Imagine a Sikh who wants to work on a building site, who refuses to wear a hardhat because it means he/she cannot wear their turban. Should an exception to health and safety be made to such persons on the basis of their belief?

Re: Ostentatious religious dress

Posted: Thu Mar 26, 2009 7:09 pm
by lostexpectation
Image

Image


Image


Image

Re: Ostentatious religious dress

Posted: Sat Mar 28, 2009 11:17 pm
by saintsebastian
abc wrote:What are your opinions on ostentatious religious dress? Should it reside only in a practicing believer's private sphere, or should it enter into the public realm?

Recent contentions, both here and in other Western countries, over kids in school and professionals in the workplace who wish to present themselves in accordance with their faith's overt religious dress code have become increasingly commonplace.

Muslim parents who petition schools to amend their uniform policies to allow shariah-compliant garments. A Sikh worker who petitions the cops to amend their uniform policies to allow the wearing of holy daggers.

.

My preliminary view is in favour of allowing those holy shawls, wraps, skullcaps, etc and so forth, as alternatives to typical western work/school uniforms. (I still have my doubts, though. As religion is only an arbitrary trait - unlike race, gender or a disability, the special consideration given to the demands of religion raises some disquiet in me.) Though the impression I get from such 'pious' dress codes is a very, very negative one. Such religious getup screams "I am holier than you. I bend to no host culture. I subscribe to an intolerant conservative faith." But still, better to allow people their choice of religious/non-religious getup, even if the very same people would likely not reciprocate if they had their way in a different place.
My understanding is that religious dress is not a matter of choice regarding certain religions, it is required by the level of understanding one gains in study and belief. At each level attained, the dress indicates that achievement. How a person dresses in my opinion is her or his own choice although immodest dress causes more disruption and promotes anxiety in a far greater way than any religious dress. :(

Re: Ostentatious religious dress
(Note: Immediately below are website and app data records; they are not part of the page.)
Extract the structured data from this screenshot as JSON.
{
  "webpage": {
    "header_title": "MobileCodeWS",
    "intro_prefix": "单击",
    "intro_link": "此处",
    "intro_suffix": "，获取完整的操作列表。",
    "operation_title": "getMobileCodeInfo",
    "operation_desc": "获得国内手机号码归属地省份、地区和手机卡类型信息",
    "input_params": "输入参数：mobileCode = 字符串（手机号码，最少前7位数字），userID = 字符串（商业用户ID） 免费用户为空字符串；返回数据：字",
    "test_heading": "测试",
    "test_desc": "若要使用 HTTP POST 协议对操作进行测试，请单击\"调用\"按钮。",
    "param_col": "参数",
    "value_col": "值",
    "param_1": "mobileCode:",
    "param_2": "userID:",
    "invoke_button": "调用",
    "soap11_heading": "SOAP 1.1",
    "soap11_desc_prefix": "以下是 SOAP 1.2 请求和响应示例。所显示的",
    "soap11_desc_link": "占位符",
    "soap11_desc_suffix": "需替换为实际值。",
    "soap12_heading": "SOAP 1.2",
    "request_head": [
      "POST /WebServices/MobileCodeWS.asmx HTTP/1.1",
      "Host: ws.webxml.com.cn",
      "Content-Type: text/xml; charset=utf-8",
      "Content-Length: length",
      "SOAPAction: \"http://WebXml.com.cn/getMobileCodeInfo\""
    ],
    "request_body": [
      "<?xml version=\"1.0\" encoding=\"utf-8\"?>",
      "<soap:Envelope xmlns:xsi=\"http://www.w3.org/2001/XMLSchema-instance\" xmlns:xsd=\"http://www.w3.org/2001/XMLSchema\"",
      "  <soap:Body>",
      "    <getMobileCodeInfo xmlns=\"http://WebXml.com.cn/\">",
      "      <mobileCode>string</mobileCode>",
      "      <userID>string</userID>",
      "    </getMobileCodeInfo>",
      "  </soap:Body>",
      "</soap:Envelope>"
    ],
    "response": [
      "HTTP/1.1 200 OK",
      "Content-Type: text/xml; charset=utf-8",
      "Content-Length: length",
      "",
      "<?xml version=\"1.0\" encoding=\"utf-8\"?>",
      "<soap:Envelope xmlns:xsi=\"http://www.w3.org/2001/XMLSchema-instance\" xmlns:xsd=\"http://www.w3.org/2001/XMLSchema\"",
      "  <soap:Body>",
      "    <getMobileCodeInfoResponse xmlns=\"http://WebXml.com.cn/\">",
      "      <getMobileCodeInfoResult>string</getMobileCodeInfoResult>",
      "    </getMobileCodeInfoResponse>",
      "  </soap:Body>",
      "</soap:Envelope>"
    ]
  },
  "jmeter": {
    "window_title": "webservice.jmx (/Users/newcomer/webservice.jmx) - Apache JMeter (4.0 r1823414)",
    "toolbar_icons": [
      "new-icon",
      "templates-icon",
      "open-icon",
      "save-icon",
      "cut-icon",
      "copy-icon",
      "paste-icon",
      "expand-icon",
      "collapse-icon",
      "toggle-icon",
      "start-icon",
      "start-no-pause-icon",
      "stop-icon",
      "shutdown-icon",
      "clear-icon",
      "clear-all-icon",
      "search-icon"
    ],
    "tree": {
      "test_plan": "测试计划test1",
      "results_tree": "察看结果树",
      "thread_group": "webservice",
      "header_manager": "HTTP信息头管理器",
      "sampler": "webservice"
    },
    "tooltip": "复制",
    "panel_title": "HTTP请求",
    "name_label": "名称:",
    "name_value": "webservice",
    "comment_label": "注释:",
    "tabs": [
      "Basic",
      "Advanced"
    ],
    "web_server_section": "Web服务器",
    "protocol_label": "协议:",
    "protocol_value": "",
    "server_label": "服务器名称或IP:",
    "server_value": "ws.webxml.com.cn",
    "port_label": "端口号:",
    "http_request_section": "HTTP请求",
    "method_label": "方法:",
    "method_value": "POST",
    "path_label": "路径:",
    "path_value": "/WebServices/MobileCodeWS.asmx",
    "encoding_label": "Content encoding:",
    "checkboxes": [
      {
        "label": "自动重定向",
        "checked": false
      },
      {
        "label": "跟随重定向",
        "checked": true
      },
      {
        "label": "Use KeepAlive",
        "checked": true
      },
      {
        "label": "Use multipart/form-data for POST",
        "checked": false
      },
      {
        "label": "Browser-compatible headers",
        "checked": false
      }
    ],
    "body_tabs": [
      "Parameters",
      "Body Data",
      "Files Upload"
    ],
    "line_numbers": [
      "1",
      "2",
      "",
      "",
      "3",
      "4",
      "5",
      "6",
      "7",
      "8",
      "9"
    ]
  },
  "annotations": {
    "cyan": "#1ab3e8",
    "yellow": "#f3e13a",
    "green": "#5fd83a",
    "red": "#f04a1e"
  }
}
Posted: Sun Mar 29, 2009 12:37 am
by aZerogodist
saintsebastian wrote:My understanding is that religious dress is not a matter of choice regarding certain religions, it is required by the level of understanding one gains in study and belief. At each level attained, the dress indicates that achievement. How a person dresses in my opinion is her or his own choice although immodest dress causes more disruption and promotes anxiety in a far greater way than any religious dress. :(
I'm not sure what "immodest" dress has got to do with religous uniform, what would your opinion be on a modest dress code on the proposed nudist beach in Inch Strand Kerry. In fact what does immodest mean, somone 20 stone wearing a size 9, or someone wearing ibiza clothes in mid-march in Donelgal.

Re: Ostentatious religious dress

Posted: Sun Mar 29, 2009 12:41 am
by Ygern
saintsebastian wrote: My understanding is that religious dress is not a matter of choice regarding certain religions, it is required by the level of understanding one gains in study and belief. At each level attained, the dress indicates that achievement.

That might be true up to a point, at least once upon a time, a long, long time ago in the same way as someone receiving a Master's degree wears different garments to someone receiving a Bachelor's degree. But nuns and priests and Hassidic Jews and Amish and women in Saudi Arabia are not displaying levels of understanding in their garb. Not even close. They are hiding their shameful bodies.


.......immodest dress causes more disruption and promotes anxiety in a far greater way than any religious dress. saintsebastian

I'm dying to know what you mean ... really ... give details... lots of details... and pictures if possible.